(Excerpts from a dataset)
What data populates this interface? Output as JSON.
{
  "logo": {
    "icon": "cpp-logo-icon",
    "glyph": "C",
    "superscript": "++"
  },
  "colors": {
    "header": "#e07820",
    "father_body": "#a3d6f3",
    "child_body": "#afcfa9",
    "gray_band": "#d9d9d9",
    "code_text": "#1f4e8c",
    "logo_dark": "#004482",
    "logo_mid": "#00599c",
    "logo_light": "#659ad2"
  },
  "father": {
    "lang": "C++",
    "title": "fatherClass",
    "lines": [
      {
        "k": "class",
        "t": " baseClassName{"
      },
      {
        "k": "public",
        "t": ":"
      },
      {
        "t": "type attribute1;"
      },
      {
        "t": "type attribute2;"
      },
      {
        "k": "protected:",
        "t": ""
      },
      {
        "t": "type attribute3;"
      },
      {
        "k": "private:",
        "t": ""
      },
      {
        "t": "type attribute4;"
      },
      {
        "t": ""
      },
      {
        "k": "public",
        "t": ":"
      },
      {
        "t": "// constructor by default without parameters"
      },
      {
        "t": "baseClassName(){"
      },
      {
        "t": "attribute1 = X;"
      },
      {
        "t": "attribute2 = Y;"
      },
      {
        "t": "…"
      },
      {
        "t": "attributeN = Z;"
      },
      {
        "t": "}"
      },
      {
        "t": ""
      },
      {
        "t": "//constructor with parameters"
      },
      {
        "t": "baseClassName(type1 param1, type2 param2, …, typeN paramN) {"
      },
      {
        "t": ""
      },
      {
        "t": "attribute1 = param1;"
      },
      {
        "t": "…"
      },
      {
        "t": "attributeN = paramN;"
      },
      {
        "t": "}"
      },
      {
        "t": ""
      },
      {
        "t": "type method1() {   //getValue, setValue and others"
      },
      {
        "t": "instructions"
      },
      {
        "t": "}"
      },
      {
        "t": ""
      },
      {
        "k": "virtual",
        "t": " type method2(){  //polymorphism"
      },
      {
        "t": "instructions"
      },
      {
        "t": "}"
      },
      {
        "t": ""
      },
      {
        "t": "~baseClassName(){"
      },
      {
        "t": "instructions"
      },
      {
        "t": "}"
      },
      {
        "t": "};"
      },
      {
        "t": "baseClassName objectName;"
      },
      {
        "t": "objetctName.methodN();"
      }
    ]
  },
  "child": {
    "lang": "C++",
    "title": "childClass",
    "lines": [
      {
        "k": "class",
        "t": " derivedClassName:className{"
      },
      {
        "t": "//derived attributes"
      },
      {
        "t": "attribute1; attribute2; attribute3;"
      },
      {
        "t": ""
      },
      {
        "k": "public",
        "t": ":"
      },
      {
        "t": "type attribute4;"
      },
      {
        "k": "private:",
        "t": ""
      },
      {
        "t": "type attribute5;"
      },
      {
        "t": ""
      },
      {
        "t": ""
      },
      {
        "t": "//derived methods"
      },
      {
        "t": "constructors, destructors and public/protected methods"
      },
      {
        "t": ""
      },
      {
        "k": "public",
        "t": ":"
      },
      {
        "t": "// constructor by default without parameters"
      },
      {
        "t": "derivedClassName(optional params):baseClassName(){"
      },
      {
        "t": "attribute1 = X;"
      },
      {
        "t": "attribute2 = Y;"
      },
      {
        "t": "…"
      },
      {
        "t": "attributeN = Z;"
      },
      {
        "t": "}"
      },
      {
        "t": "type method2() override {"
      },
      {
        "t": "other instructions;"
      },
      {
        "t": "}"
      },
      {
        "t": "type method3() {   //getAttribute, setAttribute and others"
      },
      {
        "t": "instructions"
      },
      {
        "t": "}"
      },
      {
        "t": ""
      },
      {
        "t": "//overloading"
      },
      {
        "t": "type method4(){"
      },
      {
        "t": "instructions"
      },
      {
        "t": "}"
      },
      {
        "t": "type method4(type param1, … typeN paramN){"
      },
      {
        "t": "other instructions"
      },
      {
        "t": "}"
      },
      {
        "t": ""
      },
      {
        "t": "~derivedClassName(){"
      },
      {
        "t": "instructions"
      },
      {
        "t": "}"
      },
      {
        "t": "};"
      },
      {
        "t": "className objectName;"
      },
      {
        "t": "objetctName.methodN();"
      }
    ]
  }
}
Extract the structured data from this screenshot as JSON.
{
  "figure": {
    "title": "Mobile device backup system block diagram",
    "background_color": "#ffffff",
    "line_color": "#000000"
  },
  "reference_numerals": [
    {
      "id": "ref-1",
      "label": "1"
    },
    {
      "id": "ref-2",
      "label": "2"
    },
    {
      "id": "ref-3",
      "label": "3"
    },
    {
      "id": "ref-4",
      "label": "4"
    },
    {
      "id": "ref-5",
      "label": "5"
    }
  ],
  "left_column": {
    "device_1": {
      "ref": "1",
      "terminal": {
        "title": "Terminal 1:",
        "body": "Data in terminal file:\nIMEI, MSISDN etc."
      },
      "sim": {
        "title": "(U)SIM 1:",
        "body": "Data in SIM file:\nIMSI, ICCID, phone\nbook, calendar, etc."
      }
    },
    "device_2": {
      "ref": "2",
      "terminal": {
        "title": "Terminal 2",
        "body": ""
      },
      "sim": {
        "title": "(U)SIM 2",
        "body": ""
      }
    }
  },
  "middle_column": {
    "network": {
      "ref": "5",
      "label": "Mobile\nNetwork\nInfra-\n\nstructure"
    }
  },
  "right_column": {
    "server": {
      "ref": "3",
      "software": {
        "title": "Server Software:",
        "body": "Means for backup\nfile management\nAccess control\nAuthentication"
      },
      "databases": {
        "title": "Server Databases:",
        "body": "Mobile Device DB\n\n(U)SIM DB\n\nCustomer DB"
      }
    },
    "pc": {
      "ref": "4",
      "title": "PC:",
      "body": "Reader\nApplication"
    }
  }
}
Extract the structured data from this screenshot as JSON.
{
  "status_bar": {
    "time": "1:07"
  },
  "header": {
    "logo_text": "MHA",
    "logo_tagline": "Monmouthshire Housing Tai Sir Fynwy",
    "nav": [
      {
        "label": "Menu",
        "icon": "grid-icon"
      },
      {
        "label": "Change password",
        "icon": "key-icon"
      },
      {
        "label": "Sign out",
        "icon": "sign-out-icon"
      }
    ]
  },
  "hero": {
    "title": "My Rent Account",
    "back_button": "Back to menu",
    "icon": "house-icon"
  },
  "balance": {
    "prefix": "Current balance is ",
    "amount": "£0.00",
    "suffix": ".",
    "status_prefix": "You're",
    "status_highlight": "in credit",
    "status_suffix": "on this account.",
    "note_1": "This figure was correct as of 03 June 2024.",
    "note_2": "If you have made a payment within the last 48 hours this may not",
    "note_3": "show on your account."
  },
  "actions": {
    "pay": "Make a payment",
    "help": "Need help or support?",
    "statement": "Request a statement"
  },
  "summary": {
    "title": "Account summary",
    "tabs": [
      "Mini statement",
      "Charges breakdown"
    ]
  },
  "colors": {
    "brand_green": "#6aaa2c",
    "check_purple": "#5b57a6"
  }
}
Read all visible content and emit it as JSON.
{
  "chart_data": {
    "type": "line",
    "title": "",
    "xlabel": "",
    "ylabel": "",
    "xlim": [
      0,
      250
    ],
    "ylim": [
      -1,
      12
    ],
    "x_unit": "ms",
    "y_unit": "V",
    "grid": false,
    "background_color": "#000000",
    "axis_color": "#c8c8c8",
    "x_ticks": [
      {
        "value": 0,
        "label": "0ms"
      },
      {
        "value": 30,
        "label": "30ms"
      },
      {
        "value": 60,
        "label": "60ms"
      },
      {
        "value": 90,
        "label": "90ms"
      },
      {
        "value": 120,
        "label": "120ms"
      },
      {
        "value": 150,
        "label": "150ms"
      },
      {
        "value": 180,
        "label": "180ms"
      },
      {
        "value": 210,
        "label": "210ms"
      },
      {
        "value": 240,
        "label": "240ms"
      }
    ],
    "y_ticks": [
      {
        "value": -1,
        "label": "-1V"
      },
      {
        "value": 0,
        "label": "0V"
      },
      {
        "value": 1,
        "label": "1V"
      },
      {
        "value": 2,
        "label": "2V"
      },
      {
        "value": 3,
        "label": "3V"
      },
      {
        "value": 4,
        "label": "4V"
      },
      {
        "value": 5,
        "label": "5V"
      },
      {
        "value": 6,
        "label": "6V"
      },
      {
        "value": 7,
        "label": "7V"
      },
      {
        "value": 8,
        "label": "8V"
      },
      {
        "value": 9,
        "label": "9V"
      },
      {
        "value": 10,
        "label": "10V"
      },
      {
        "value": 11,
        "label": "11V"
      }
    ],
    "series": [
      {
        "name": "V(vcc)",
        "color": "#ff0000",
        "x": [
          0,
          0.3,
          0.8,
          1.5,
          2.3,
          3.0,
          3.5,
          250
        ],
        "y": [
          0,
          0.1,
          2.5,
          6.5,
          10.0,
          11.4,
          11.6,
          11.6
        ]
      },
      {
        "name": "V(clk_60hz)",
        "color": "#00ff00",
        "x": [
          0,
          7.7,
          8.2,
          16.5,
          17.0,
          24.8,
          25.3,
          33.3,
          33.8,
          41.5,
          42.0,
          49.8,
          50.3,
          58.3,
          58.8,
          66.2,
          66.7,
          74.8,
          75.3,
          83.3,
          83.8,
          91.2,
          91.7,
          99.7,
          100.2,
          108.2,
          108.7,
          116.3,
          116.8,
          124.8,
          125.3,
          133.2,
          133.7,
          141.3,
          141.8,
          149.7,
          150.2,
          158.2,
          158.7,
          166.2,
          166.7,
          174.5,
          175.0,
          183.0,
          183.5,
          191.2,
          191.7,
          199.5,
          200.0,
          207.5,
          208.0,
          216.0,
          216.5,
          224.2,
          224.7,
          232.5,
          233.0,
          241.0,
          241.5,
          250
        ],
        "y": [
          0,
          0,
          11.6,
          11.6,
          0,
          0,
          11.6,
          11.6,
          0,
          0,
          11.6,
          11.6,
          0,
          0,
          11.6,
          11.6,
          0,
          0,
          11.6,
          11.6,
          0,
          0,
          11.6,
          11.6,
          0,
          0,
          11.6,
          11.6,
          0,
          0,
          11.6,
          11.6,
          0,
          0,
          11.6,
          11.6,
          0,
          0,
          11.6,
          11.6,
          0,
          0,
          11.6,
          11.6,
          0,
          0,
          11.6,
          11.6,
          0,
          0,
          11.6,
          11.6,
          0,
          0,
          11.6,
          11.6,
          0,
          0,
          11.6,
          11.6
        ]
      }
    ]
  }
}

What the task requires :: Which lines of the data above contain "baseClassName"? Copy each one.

Response box ::
        "t": " baseClassName{"
        "t": "baseClassName(){"
        "t": "baseClassName(type1 param1, type2 param2, …, typeN paramN) {"
        "t": "~baseClassName(){"
        "t": "baseClassName objectName;"
        "t": "derivedClassName(optional params):baseClassName(){"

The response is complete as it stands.